**REQUIREMENT**
Give only the number of lines in these records that include "this".

**THE INPUT**

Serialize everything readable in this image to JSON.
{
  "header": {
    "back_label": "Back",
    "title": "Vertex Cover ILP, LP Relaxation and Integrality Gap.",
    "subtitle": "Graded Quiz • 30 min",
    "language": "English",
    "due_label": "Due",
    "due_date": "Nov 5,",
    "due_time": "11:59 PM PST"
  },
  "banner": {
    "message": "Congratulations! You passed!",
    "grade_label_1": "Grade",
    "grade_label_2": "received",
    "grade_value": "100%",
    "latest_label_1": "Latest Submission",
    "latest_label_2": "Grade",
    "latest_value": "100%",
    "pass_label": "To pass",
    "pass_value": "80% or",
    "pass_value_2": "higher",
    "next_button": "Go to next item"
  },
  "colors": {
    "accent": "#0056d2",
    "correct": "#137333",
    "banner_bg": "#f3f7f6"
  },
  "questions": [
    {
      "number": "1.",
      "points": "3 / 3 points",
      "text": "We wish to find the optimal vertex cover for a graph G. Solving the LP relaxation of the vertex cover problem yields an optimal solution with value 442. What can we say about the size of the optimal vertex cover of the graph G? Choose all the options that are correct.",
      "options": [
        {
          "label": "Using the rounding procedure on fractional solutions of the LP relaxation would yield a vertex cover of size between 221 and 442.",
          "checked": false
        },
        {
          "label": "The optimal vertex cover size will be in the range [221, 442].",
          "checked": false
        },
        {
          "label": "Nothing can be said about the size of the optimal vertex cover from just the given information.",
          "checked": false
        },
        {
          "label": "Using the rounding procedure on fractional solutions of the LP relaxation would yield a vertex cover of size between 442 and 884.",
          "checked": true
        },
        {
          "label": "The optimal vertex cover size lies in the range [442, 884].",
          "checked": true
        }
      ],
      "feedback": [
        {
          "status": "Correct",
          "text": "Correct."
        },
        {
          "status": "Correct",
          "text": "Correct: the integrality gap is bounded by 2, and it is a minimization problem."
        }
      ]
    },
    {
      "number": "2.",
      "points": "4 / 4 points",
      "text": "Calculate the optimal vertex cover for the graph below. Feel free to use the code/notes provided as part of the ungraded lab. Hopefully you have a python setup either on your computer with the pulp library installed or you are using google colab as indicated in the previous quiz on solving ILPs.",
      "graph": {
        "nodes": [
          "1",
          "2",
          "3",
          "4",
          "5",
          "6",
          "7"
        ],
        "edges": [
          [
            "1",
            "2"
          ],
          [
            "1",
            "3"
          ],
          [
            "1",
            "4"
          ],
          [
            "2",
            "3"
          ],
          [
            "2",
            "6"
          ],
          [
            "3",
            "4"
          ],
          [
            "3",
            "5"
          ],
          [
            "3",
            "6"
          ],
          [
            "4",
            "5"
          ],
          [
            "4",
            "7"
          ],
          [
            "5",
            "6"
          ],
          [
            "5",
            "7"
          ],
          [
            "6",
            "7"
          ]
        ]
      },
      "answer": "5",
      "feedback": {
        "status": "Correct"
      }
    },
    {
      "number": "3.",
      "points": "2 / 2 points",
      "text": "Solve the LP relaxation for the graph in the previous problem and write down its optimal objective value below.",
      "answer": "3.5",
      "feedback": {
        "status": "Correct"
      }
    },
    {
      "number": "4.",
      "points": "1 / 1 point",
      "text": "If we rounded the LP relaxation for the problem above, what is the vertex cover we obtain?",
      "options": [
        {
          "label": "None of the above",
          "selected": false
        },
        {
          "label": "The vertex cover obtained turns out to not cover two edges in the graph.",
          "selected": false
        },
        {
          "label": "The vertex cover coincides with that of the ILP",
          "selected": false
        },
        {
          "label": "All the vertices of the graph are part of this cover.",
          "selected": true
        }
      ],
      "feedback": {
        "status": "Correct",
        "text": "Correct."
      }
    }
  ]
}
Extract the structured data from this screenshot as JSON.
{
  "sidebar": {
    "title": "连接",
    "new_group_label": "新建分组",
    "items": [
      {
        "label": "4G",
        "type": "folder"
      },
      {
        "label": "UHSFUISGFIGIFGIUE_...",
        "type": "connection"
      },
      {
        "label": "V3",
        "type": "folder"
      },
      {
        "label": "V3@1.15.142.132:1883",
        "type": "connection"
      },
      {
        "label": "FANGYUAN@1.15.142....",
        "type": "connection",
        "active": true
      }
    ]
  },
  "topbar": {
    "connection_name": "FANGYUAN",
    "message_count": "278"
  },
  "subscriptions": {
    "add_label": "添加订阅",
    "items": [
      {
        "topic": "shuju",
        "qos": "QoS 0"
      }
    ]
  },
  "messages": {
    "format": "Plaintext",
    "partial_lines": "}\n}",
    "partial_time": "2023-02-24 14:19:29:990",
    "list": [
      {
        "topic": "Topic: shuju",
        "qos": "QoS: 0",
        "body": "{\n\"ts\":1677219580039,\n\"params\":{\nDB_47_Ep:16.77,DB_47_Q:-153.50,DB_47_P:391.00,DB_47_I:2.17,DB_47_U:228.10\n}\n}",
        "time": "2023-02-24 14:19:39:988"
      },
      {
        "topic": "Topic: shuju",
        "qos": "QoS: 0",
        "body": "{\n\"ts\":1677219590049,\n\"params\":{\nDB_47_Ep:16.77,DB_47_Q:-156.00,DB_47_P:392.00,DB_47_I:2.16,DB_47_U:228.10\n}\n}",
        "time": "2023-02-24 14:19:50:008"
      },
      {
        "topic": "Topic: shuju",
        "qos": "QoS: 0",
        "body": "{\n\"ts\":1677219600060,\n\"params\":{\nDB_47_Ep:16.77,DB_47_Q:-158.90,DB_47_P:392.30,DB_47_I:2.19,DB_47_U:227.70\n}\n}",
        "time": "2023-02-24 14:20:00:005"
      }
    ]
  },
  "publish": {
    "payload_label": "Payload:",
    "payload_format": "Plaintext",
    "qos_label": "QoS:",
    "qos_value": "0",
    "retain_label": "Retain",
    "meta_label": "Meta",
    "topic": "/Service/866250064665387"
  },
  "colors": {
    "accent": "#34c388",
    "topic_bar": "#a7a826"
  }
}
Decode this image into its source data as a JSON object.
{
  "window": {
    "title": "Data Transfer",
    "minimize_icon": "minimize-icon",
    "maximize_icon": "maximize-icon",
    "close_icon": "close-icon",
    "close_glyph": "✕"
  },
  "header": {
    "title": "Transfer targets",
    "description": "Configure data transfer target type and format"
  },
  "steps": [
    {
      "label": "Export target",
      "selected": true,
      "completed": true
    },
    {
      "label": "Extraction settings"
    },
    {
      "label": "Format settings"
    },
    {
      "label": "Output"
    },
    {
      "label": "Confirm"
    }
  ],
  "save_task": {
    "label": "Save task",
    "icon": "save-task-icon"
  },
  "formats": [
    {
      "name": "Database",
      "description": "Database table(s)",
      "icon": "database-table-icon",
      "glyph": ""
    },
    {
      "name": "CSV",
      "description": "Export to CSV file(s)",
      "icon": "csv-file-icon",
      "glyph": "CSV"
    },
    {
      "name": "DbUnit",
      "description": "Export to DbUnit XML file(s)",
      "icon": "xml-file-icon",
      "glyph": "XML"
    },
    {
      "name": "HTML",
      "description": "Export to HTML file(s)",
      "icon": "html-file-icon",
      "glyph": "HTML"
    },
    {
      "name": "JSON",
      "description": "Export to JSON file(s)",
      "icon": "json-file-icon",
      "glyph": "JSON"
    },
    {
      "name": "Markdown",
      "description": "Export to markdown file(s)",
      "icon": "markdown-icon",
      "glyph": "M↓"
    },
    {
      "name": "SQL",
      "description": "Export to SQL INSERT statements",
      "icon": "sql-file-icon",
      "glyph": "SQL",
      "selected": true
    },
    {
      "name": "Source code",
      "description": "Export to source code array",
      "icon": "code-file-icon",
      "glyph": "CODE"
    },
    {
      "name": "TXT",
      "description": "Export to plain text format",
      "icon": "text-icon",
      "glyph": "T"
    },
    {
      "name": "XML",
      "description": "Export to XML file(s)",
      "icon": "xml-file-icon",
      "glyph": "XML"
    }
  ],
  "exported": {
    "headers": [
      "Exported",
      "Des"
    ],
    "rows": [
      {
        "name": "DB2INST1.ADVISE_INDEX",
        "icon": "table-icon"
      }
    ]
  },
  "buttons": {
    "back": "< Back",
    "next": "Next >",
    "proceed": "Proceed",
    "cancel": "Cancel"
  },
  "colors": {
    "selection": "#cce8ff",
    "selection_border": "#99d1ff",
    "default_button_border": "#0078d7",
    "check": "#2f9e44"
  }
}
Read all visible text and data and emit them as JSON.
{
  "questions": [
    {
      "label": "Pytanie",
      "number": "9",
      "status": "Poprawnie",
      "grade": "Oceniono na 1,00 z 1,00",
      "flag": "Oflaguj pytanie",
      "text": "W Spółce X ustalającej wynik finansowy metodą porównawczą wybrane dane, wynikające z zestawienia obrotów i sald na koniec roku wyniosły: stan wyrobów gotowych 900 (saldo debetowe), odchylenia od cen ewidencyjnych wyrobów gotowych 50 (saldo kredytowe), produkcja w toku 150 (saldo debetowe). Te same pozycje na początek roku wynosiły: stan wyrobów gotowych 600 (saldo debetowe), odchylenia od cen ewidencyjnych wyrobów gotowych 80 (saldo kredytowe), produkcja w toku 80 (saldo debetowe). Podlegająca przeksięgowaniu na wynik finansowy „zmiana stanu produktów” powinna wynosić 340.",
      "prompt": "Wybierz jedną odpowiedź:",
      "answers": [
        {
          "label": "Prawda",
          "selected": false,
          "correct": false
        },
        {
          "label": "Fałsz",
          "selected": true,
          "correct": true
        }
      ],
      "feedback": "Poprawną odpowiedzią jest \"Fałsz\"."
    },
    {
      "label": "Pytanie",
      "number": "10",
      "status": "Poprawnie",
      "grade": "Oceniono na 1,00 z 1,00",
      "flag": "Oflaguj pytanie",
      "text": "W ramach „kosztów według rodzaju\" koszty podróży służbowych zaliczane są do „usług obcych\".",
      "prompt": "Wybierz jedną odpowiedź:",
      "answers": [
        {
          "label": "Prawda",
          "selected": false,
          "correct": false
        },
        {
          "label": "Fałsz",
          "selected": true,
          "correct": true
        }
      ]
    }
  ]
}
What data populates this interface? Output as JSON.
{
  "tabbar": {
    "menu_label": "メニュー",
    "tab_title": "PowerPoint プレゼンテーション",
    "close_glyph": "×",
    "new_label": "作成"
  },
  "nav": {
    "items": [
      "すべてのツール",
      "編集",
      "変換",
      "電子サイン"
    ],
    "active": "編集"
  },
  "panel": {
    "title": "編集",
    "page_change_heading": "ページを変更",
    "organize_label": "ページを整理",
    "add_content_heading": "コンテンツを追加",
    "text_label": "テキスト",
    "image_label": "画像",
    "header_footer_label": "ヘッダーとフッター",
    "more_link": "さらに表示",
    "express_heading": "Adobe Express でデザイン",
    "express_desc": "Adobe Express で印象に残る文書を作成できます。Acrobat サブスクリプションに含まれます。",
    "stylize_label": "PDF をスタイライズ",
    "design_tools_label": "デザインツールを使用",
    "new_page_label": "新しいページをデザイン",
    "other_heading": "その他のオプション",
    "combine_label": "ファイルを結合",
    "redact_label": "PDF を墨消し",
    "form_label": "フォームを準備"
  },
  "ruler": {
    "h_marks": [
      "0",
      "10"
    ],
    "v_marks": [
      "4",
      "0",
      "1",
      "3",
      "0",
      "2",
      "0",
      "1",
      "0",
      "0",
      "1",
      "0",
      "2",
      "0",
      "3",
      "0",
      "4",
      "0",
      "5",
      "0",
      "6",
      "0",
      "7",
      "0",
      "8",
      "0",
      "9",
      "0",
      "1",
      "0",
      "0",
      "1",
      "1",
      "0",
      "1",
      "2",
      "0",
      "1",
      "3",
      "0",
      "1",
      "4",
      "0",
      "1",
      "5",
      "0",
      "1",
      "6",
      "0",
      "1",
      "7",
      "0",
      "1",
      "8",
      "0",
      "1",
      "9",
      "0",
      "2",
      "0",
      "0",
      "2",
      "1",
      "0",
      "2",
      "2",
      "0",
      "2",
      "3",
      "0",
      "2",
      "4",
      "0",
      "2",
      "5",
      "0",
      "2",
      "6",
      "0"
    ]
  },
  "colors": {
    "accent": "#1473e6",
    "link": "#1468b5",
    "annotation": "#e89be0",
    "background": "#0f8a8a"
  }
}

**COMPLETED TASK**
5